These are some of the views and reports relevant to our readers that caught our attention this week.
International development according to Hollywood
“International development is just about at the bottom of the list of things that the average American thinks about each day.
Foreign bureaus are closing for major US news sources. One of the big television networks turned down more money for global health reporting after a series, entirely funded by grants, led to a dip in viewers. In other words ratings were so bad that the network turned down millions of dollars. It is that tough.
Aside from advocacy efforts like Kony 2012 and Oxfam advertisements, how are people learning about the world around them if they are not reading the news? The answer could be Hollywood.” READ MORE
The IBP contracted independent researchers to follow four civil society budget campaigns over several years — What did we learn?

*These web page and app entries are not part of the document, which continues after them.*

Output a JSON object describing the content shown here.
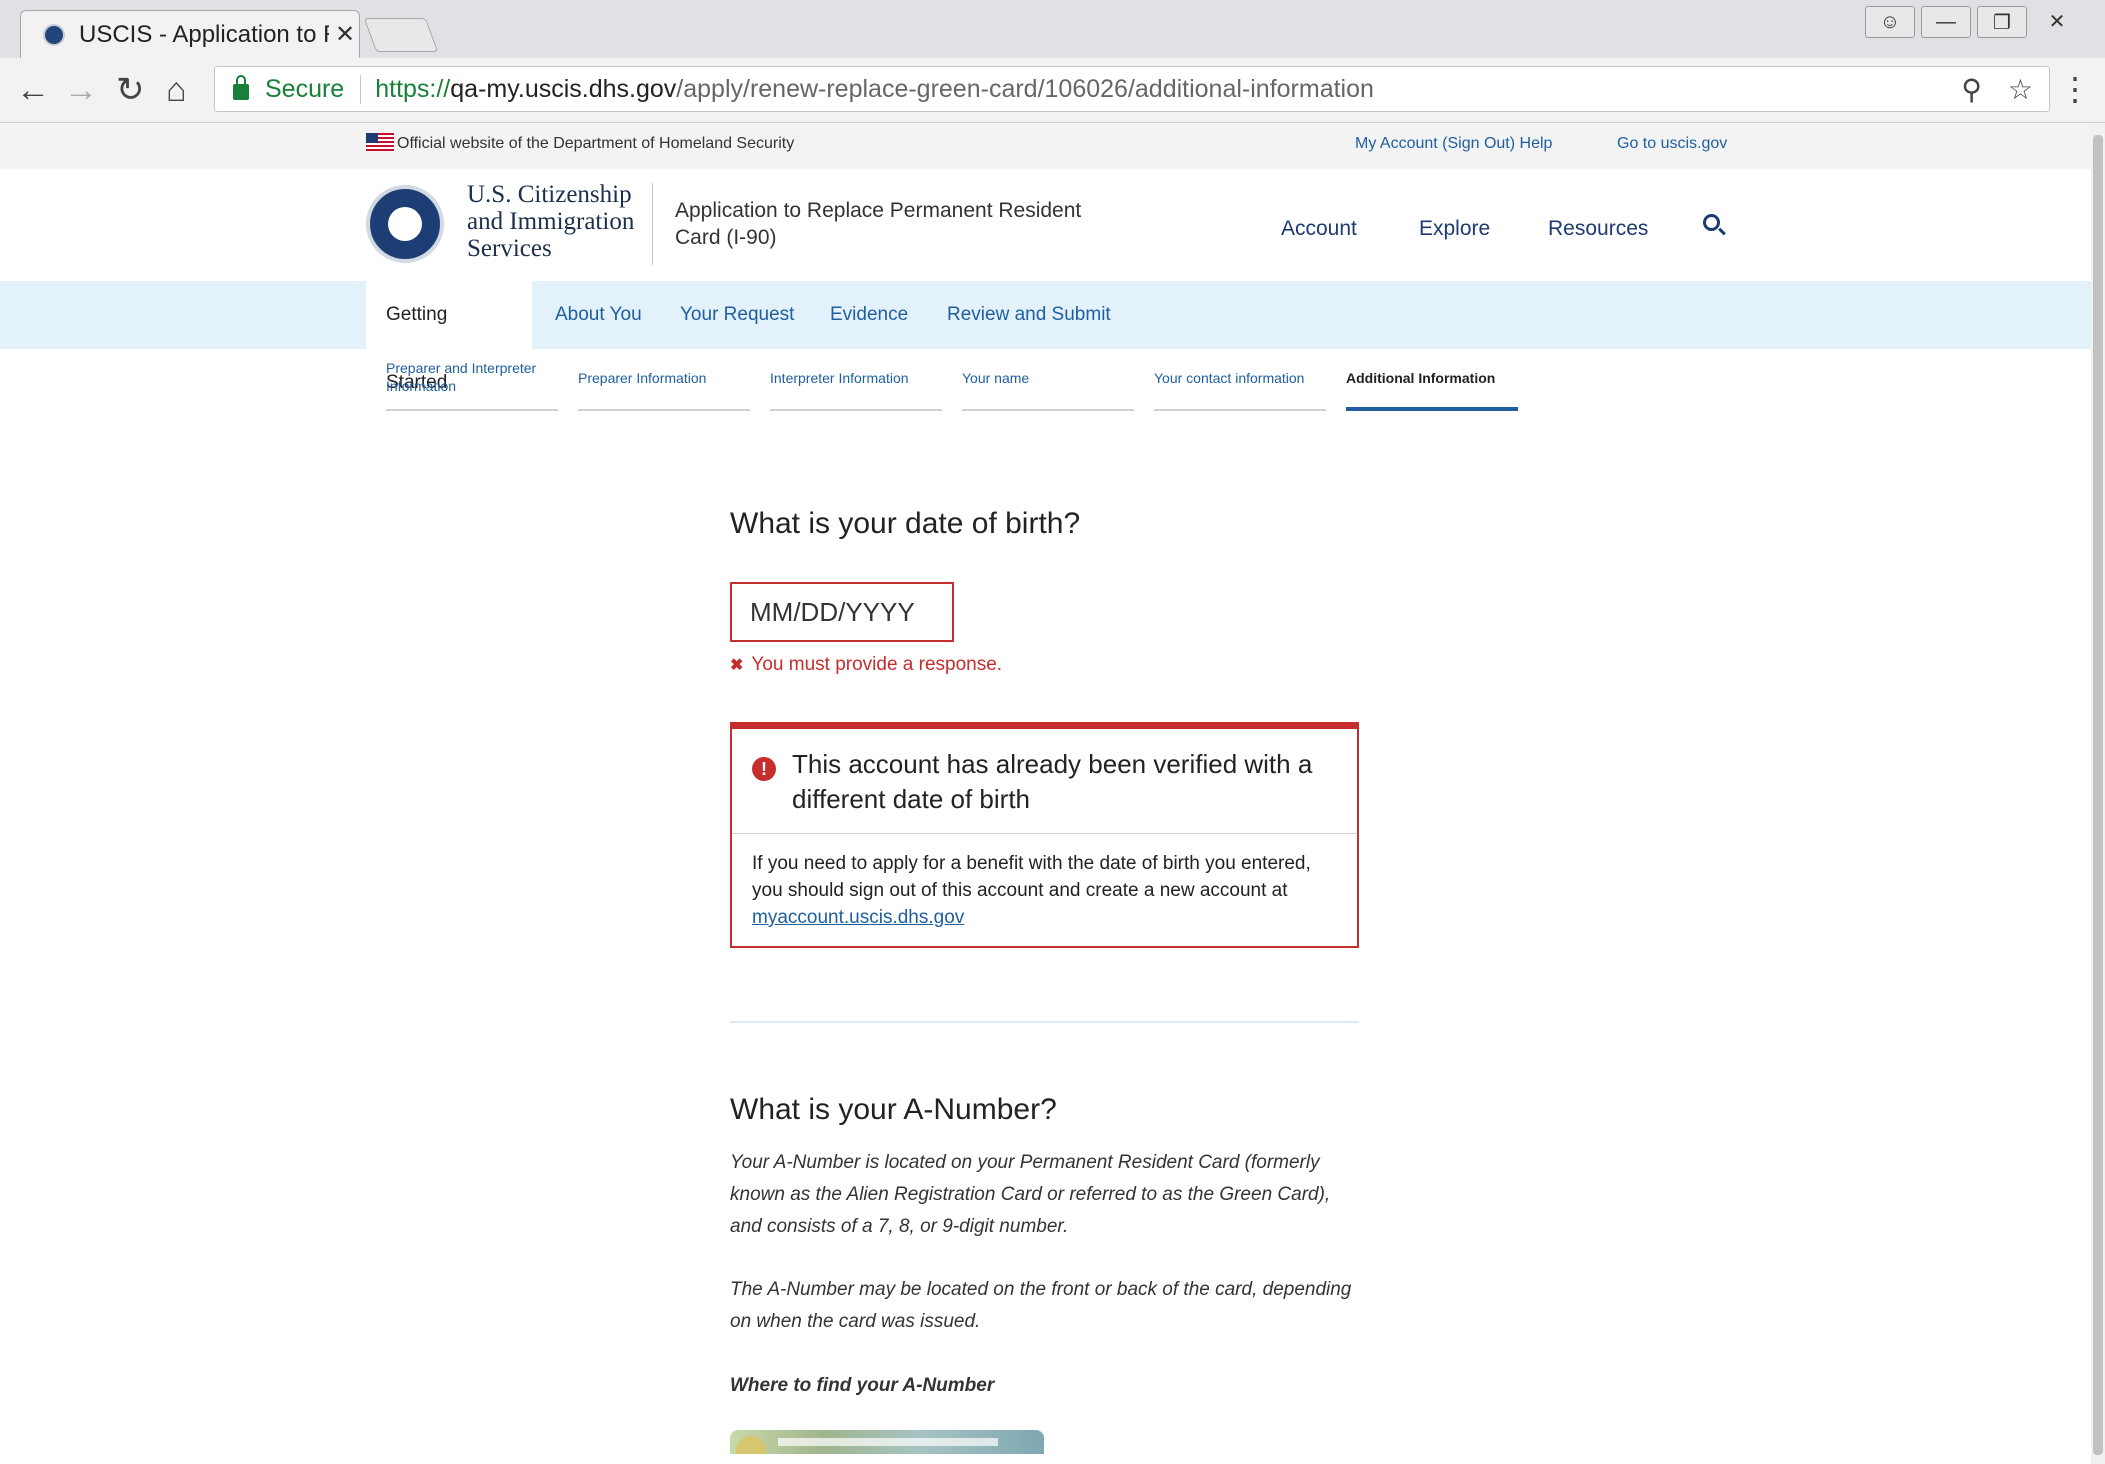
{
  "browser": {
    "tab_title": "USCIS - Application to Re",
    "tab_close": "✕",
    "secure_label": "Secure",
    "url_scheme": "https://",
    "url_host": "qa-my.uscis.dhs.gov",
    "url_path": "/apply/renew-replace-green-card/106026/additional-information",
    "icons": [
      "back-icon",
      "forward-icon",
      "reload-icon",
      "home-icon",
      "lock-icon",
      "zoom-icon",
      "star-icon",
      "menu-icon",
      "profile-icon",
      "minimize-icon",
      "restore-icon",
      "close-icon"
    ]
  },
  "gov_banner": {
    "official_text": "Official website of the Department of Homeland Security",
    "my_account": "My Account",
    "sign_out": "(Sign Out)",
    "help": "Help",
    "goto": "Go to uscis.gov"
  },
  "header": {
    "agency_line1": "U.S. Citizenship",
    "agency_line2": "and Immigration",
    "agency_line3": "Services",
    "app_title": "Application to Replace Permanent Resident Card (I-90)",
    "nav": [
      "Account",
      "Explore",
      "Resources"
    ]
  },
  "steps": [
    "Getting Started",
    "About You",
    "Your Request",
    "Evidence",
    "Review and Submit"
  ],
  "active_step": "Getting Started",
  "substeps": [
    "Preparer and Interpreter Information",
    "Preparer Information",
    "Interpreter Information",
    "Your name",
    "Your contact information",
    "Additional Information"
  ],
  "active_substep": "Additional Information",
  "dob": {
    "question": "What is your date of birth?",
    "placeholder": "MM/DD/YYYY",
    "error": "You must provide a response."
  },
  "alert": {
    "title": "This account has already been verified with a different date of birth",
    "body": "If you need to apply for a benefit with the date of birth you entered, you should sign out of this account and create a new account at",
    "link": "myaccount.uscis.dhs.gov"
  },
  "anumber": {
    "question": "What is your A-Number?",
    "help1": "Your A-Number is located on your Permanent Resident Card (formerly known as the Alien Registration Card or referred to as the Green Card), and consists of a 7, 8, or 9-digit number.",
    "help2": "The A-Number may be located on the front or back of the card, depending on when the card was issued.",
    "where": "Where to find your A-Number"
  },
  "colors": {
    "error_red": "#c62d2d",
    "link_blue": "#1f5fa0",
    "steps_bg": "#e3f1fb",
    "navy": "#1f3a70"
  }
}
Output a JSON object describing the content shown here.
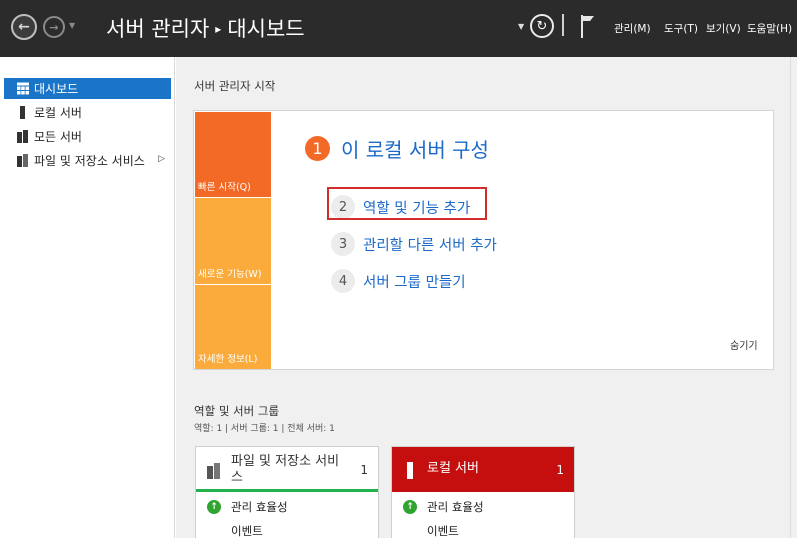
{
  "titlebar": {
    "title_app": "서버 관리자",
    "title_page": "대시보드",
    "menu": [
      "관리(M)",
      "도구(T)",
      "보기(V)",
      "도움말(H)"
    ]
  },
  "sidebar": {
    "items": [
      {
        "label": "대시보드"
      },
      {
        "label": "로컬 서버"
      },
      {
        "label": "모든 서버"
      },
      {
        "label": "파일 및 저장소 서비스"
      }
    ]
  },
  "main": {
    "section_head": "서버 관리자 시작",
    "tiles": [
      "빠른 시작(Q)",
      "새로운 기능(W)",
      "자세한 정보(L)"
    ],
    "step1": {
      "num": "1",
      "text": "이 로컬 서버 구성"
    },
    "steps": [
      {
        "num": "2",
        "text": "역할 및 기능 추가"
      },
      {
        "num": "3",
        "text": "관리할 다른 서버 추가"
      },
      {
        "num": "4",
        "text": "서버 그룹 만들기"
      }
    ],
    "hide": "숨기기",
    "roles_title": "역할 및 서버 그룹",
    "roles_sub": "역할: 1  |  서버 그룹: 1  |  전체 서버: 1",
    "cards": [
      {
        "title": "파일 및 저장소 서비스",
        "count": "1",
        "status": "관리 효율성",
        "event": "이벤트"
      },
      {
        "title": "로컬 서버",
        "count": "1",
        "status": "관리 효율성",
        "event": "이벤트"
      }
    ]
  },
  "colors": {
    "titlebar": "#2b2b2b",
    "accent_blue": "#1a74c8",
    "tile_orange": "#f26a26",
    "tile_yellow": "#fbab3b",
    "local_server_red": "#c50f0f",
    "status_green": "#2fa52f",
    "highlight_red": "#d22c2c"
  },
  "icons": {
    "back": "back-arrow-icon",
    "forward": "forward-arrow-icon",
    "refresh": "refresh-icon",
    "flag": "notification-flag-icon",
    "dashboard": "dashboard-grid-icon",
    "server": "server-icon",
    "servers": "servers-icon",
    "storage": "file-storage-icon",
    "status_ok": "status-up-icon"
  }
}
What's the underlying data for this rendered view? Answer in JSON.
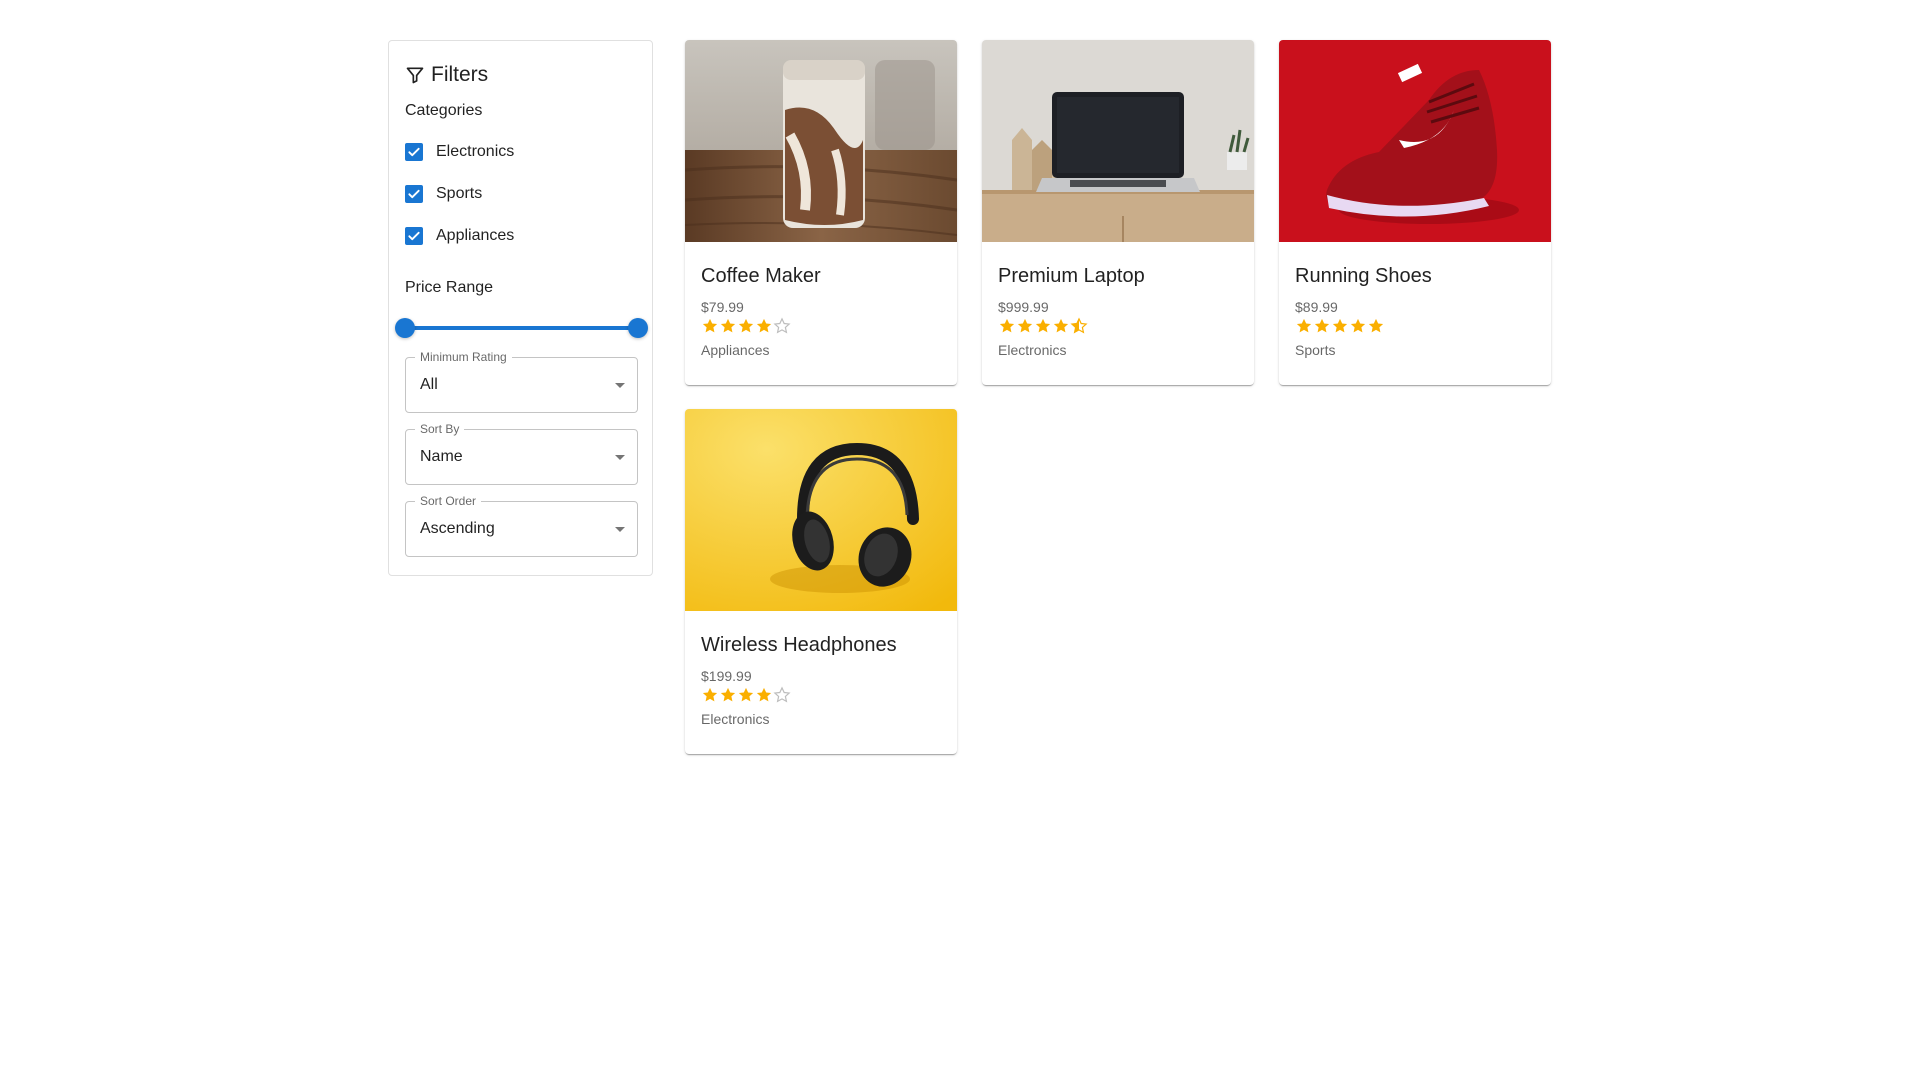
{
  "filters": {
    "title": "Filters",
    "icon": "filter-icon",
    "categories_label": "Categories",
    "categories": [
      {
        "label": "Electronics",
        "checked": true
      },
      {
        "label": "Sports",
        "checked": true
      },
      {
        "label": "Appliances",
        "checked": true
      }
    ],
    "price_range_label": "Price Range",
    "price_range": {
      "low_fraction": 0.0,
      "high_fraction": 1.0
    },
    "min_rating": {
      "legend": "Minimum Rating",
      "value": "All"
    },
    "sort_by": {
      "legend": "Sort By",
      "value": "Name"
    },
    "sort_order": {
      "legend": "Sort Order",
      "value": "Ascending"
    }
  },
  "colors": {
    "accent": "#1976d2",
    "star": "#faaf00",
    "star_empty": "#bdbdbd"
  },
  "products": [
    {
      "name": "Coffee Maker",
      "price": "$79.99",
      "rating": 4,
      "category": "Appliances",
      "image": "iced-coffee-glass-image"
    },
    {
      "name": "Premium Laptop",
      "price": "$999.99",
      "rating": 4.5,
      "category": "Electronics",
      "image": "laptop-on-desk-image"
    },
    {
      "name": "Running Shoes",
      "price": "$89.99",
      "rating": 5,
      "category": "Sports",
      "image": "red-running-shoe-image"
    },
    {
      "name": "Wireless Headphones",
      "price": "$199.99",
      "rating": 4,
      "category": "Electronics",
      "image": "headphones-on-yellow-image"
    }
  ]
}
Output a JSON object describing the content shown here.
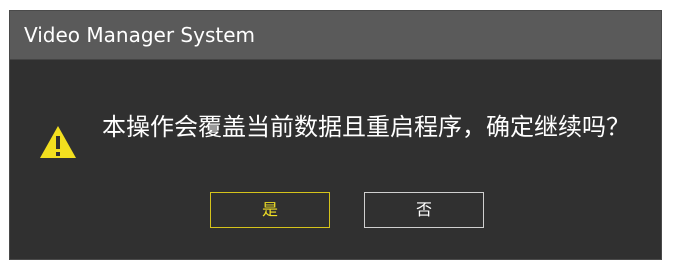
{
  "dialog": {
    "title": "Video Manager System",
    "icon": "warning-icon",
    "message": "本操作会覆盖当前数据且重启程序，确定继续吗？",
    "buttons": {
      "yes_label": "是",
      "no_label": "否"
    }
  },
  "colors": {
    "dialog_background": "#303030",
    "title_bar_background": "#5a5a5a",
    "accent": "#f0df25",
    "icon_fill": "#f2df1f",
    "text": "#ffffff"
  }
}
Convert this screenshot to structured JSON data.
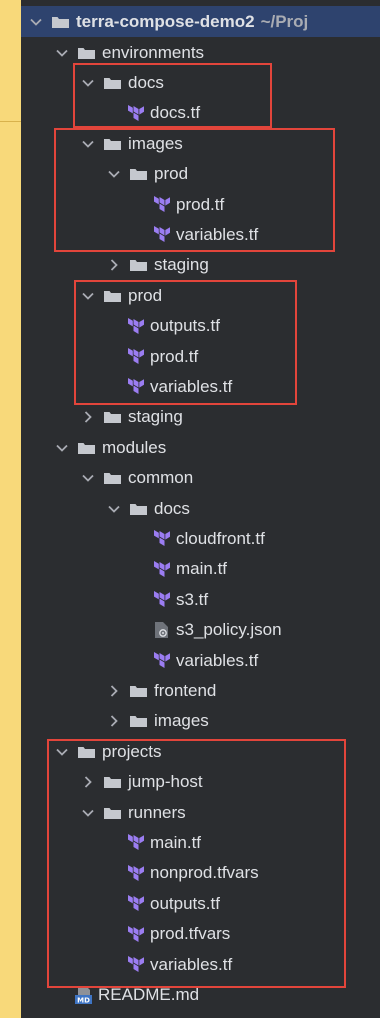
{
  "project_tree": {
    "root": {
      "name": "terra-compose-demo2",
      "path": "~/Proj"
    },
    "items": [
      {
        "label": "environments",
        "type": "folder",
        "expanded": true
      },
      {
        "label": "docs",
        "type": "folder",
        "expanded": true
      },
      {
        "label": "docs.tf",
        "type": "terraform-file"
      },
      {
        "label": "images",
        "type": "folder",
        "expanded": true
      },
      {
        "label": "prod",
        "type": "folder",
        "expanded": true
      },
      {
        "label": "prod.tf",
        "type": "terraform-file"
      },
      {
        "label": "variables.tf",
        "type": "terraform-file"
      },
      {
        "label": "staging",
        "type": "folder",
        "expanded": false
      },
      {
        "label": "prod",
        "type": "folder",
        "expanded": true
      },
      {
        "label": "outputs.tf",
        "type": "terraform-file"
      },
      {
        "label": "prod.tf",
        "type": "terraform-file"
      },
      {
        "label": "variables.tf",
        "type": "terraform-file"
      },
      {
        "label": "staging",
        "type": "folder",
        "expanded": false
      },
      {
        "label": "modules",
        "type": "folder",
        "expanded": true
      },
      {
        "label": "common",
        "type": "folder",
        "expanded": true
      },
      {
        "label": "docs",
        "type": "folder",
        "expanded": true
      },
      {
        "label": "cloudfront.tf",
        "type": "terraform-file"
      },
      {
        "label": "main.tf",
        "type": "terraform-file"
      },
      {
        "label": "s3.tf",
        "type": "terraform-file"
      },
      {
        "label": "s3_policy.json",
        "type": "json-file"
      },
      {
        "label": "variables.tf",
        "type": "terraform-file"
      },
      {
        "label": "frontend",
        "type": "folder",
        "expanded": false
      },
      {
        "label": "images",
        "type": "folder",
        "expanded": false
      },
      {
        "label": "projects",
        "type": "folder",
        "expanded": true
      },
      {
        "label": "jump-host",
        "type": "folder",
        "expanded": false
      },
      {
        "label": "runners",
        "type": "folder",
        "expanded": true
      },
      {
        "label": "main.tf",
        "type": "terraform-file"
      },
      {
        "label": "nonprod.tfvars",
        "type": "terraform-file"
      },
      {
        "label": "outputs.tf",
        "type": "terraform-file"
      },
      {
        "label": "prod.tfvars",
        "type": "terraform-file"
      },
      {
        "label": "variables.tf",
        "type": "terraform-file"
      },
      {
        "label": "README.md",
        "type": "markdown-file"
      }
    ]
  },
  "colors": {
    "background": "#f8d97a",
    "panel": "#2b2d30",
    "selected_row": "#2e436e",
    "highlight_box": "#e2453b",
    "terraform_icon": "#9b7df2",
    "folder_icon": "#c5c8ce"
  }
}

International Budget Partnership
“The International Budget Partnership’s (IBP) Partnership Initiative (PI) developed an innovative package of comprehensive and sustained support for civil society budget work in 18 countries. A key component of the PI was its Learning Program, which sought to document the impact of civil society organization (CSO) budget analysis and advocacy on budget policies and implementation. The Learning Program has conducted a number of in-depth case studies of past civil society budget campaigns, while at the same time embedding researchers within current campaigns. The results of these “real time” case studies are now out. By following the campaigns as they happened the IBP was able to avoid cherry picking and to greatly expand our knowledge about what works, when, and under what conditions — and what doesn’t.” READ MORE
Facebook Aims to Get More People Online Through Mobile Partnership
“Facebook CEO Mark Zuckerberg wants to get all of the world’s 7 billion people online through a partnership with some of the largest mobile technology companies. He says the Web is an essential part of life, and everyone deserves to be connected, whether they live in Norway, Nicaragua or Namibia.
‘The Internet not only connects us to our friends, families and communities, but it is also the foundation of the global knowledge economy,” Zuckerberg wrote in a paper posted to his Facebook page late Tuesday. The title asks “Is Connectivity A Human Right?’” READ MORE
The 3 Secrets to Kenya's Technological Success
“Over the past 5 years Nairobi, or the ‘Silicon Savanah,’ has blossomed into a global hub and a regional role model for cultivating innovation. mPesa, Safaricom’s mobile money platform, has led the globe in electronic payments serving emerging markets and base of the pyramid. Nairobi is home to the first tech incubator in Africa, the iHub, that has supported and inspired a movement of young tech-savvy Africans to develop community, think big, and take risks building products, services, and platforms for local markets.
This energy and excitement emanating from Nairobi’s tech epicenter has garnered the attention of governments, donors, VCs and impact investors, and Silicon Valley giants such as Google — all who regularly add Nairobi to their itineraries trying to understand what makes this place what it is.” READ MORE
Mobile early drought warning system
“Drought is a recurring climate event characterized by below-normal precipitation over an elongated period; a natural disaster that can be minimized through early warning system. Frequent and severe drought has become a recurring theme around the world; the challenges become more devastating for countries with agrarian economies. This research builds on two areas: freely available metrics for predicting drought and ubiquitous mobile devices. Rural communities, where farmers that benefit most from early drought warning systems live, often have poor telecommunication network infrastructure, which limits access to drought warning information. By utilizing the ubiquitous mobile phone as the platform for delivery this study bridges the gap in making drought warning systems easily and quickly accessible, in particular for rural communities where mobile phones are their only telecommunication network infrastructure.” READ MORE
Cash transfers: good governance and accountability in short supply
Global Development Professionals Network
“Cash transfers are very popular way of improving social protection, with a proven track record of reducing poverty at household level and increasing access to basic services around the world. But despite generally positive results, there's been little research done on how they affect household and community dynamics, or on their impacts on marginalised groups such as women, youth, the elderly and people with disabilities. In addition, cash transfers and social protection more broadly, lags behind when it comes to involving beneficiaries in programme design (pdf).
Addressing some of these gaps, the Overseas Development Institute and country partners have just completed a DfID-funded study which explored beneficiary and community perceptions and experiences of unconditional cast transfers in five countries – Kenya, Mozambique, Uganda, Palestine and Yemen.” READ MORE